Praying mantises equipped with tiny 3D eyeglasses revealed that the insects have a form of stereo vision not previously discovered in any animal. Researchers see potential future applications in robot vision.
A team of Newcastle University scientists and engineers have been studying praying mantis vision to compare insect and human 3D vision. Many animals besides humans possess stereoscopic vision; the praying mantis is the only insect known to have this trait.
The test procedure included crafting insect 3D glasses and fixing them to the creatures with beeswax. The insect test subjects then attended a special insect cinema, presenting both prey images and dot-patterns used to test stereoscopic vision in humans. This latter test allowed the team to compare human and mantis vision directly.
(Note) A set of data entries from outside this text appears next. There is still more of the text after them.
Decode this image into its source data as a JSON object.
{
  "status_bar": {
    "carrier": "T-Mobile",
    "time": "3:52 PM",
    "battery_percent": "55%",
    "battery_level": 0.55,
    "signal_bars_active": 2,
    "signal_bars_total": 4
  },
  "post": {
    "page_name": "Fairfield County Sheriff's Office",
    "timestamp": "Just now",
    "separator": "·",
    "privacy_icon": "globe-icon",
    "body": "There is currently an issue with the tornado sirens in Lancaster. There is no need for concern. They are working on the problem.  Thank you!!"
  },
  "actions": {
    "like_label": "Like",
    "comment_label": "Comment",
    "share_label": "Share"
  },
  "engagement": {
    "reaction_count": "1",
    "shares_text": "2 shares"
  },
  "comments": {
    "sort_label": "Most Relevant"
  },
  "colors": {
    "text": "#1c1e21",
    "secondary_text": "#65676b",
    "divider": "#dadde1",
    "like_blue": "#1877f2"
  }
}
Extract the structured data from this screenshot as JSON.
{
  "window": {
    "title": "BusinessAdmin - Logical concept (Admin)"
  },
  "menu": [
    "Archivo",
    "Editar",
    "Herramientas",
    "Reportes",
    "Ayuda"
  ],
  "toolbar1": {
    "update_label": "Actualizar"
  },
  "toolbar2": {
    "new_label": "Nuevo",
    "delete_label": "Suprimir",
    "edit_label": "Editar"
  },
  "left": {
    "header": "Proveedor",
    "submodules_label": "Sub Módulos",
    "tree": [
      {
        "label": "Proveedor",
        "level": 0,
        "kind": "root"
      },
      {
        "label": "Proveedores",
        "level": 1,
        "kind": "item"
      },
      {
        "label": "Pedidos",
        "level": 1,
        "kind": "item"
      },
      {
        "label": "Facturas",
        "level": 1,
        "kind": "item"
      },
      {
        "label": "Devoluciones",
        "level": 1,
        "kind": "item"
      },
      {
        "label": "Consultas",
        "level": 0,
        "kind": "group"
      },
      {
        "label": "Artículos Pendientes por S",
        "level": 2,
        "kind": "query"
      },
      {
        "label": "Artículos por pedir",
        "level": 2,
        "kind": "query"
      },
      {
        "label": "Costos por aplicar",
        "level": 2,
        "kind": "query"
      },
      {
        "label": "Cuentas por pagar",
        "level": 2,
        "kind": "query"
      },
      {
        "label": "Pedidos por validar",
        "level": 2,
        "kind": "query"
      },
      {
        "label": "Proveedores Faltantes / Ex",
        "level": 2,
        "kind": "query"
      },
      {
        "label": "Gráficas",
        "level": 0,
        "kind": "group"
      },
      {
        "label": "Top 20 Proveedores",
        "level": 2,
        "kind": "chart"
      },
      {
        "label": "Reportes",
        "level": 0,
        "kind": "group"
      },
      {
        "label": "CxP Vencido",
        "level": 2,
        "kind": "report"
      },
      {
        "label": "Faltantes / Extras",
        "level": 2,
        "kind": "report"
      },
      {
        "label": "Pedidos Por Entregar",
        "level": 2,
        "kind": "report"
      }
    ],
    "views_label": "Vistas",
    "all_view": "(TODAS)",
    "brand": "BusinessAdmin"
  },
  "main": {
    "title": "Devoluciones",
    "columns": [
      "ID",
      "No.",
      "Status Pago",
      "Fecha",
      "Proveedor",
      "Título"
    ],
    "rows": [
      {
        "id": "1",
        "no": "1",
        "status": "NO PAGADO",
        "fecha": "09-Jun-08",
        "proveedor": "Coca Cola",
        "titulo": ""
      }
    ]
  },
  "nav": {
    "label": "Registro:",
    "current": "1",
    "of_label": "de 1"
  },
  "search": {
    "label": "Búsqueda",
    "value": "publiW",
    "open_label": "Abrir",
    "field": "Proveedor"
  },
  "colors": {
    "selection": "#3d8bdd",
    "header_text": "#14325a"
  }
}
Stereo vision in humans is a function of the slightly different images each eye receives; the difference between images translates to the distance between the observer and the scene being observed – first-order local motion. The researchers discovered that stereoscopy in their insect guinea pigs does not compare static differences in images but rather temporal differences, looking for areas where images change – second-order motion. The mantis vision system perceives depth only through this system.
Another surprising result was the discovery that the insect’s unique form of vision works better than human 3D vision. Even when the researchers sent completely different images to each mantis eye, the insect could still accurately see and attack the prey image.
“This is a completely new form of 3D vision as it is based on change over time instead of static images,” said behavioral ecologist Dr. Vivek Nityananda at Newcastle University. “In mantises it is probably designed to answer the question ‘is there prey at the right distance for me to catch?’”
What does mantis vision have to do with robotic vision? Tiny praying mantis brains must have highly efficient algorithms for processing visual signals. Robotic stereo vision is based on the complex human model. Changing out these algorithms for a system that works with drastically reduced processing could lead to low-power autonomous robots.
The researchers published their results in Current Biology.